#### [Work instructions]
Could you report every line of the listing below that holds the word "UDPポート"?

#### [Exercise data]
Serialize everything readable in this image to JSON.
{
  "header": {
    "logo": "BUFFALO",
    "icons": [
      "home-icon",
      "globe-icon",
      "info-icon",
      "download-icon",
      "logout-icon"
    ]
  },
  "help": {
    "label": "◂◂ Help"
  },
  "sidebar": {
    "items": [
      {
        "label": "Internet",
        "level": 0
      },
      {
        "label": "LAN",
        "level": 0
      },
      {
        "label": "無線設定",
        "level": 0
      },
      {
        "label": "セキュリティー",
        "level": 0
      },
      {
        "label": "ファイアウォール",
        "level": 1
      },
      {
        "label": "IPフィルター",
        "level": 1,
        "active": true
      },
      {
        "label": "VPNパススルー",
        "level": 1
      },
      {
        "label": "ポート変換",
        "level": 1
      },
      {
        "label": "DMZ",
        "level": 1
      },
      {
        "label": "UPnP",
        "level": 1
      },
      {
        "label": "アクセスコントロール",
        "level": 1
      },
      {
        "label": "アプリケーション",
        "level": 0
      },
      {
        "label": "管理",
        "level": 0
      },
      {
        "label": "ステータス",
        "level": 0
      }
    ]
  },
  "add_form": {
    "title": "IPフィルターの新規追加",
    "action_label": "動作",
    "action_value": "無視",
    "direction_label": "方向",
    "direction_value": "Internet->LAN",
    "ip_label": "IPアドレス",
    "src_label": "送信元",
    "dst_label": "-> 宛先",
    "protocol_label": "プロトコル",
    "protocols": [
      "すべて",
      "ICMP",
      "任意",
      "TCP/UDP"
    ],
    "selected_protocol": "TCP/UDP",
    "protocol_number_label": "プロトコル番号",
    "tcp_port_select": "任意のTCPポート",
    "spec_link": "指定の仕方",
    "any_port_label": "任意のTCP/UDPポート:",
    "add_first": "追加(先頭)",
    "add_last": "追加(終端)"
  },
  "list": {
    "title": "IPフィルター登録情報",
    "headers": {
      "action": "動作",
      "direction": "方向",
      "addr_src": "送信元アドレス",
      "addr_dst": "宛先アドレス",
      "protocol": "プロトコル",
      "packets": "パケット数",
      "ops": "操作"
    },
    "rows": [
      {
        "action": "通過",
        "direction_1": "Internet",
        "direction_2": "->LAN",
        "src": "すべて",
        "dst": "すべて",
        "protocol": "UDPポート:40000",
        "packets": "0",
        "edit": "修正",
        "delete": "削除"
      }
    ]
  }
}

#### [Exercise result]
    "any_port_label": "任意のTCP/UDPポート:",
        "protocol": "UDPポート:40000",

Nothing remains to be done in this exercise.